Magruder’s Zuck, who finished in a tie for sixth at states as a sophomore in 2019, is just one back after her round that included four birdies.
Honadel is in the hunt as well thanks to a strong start and finish. She birdied her first two holes and her last.
The Aberdeen junior was another player that made huge strides the last couple of weeks after posting a round of 88 at the District VII tournament.
“I’ve been working really hard the past few weeks, so I’m really happy that I was able to have a good score. The good start really helped me get into a good rhythm,” Honadel said. “My iron play and my short game was also really good, so that helped my score too.”
Other Baltimore-area girls currently in the top 10 are the Marriotts Ridge duo of Alana Alexander-Giles (75, fifth place) and Lila Becker (77, tied for eighth place).
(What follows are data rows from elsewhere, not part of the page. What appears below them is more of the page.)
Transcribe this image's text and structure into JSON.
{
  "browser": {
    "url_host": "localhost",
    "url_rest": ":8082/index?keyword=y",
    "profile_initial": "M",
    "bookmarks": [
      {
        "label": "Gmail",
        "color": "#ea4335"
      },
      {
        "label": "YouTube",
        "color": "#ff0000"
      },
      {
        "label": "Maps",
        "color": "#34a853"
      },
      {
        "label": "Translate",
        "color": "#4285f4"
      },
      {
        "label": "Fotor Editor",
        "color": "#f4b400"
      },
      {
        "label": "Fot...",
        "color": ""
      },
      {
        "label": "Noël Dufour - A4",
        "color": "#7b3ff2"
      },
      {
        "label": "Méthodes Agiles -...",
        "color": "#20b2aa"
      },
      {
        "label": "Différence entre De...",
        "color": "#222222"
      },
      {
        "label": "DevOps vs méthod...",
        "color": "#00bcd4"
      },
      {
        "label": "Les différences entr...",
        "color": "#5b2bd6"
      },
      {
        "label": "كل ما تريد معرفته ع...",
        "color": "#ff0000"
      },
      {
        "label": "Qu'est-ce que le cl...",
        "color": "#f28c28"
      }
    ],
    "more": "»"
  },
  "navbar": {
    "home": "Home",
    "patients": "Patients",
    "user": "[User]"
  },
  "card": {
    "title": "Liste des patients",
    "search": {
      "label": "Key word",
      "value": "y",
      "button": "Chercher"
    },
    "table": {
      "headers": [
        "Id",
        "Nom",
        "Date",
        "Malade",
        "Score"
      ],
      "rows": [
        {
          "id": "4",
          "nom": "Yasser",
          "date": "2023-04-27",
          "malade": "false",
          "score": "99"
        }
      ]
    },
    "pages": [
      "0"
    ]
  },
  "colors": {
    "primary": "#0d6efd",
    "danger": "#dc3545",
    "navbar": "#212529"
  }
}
Severna Park’s Ingrid Wells (79), Westminster’s Jennifer Sorkin (82), Marriotts Ridge’s Erin Jeong (82) and Wilde Lake’s Shreya Suresh (83) also made the cut for the final round.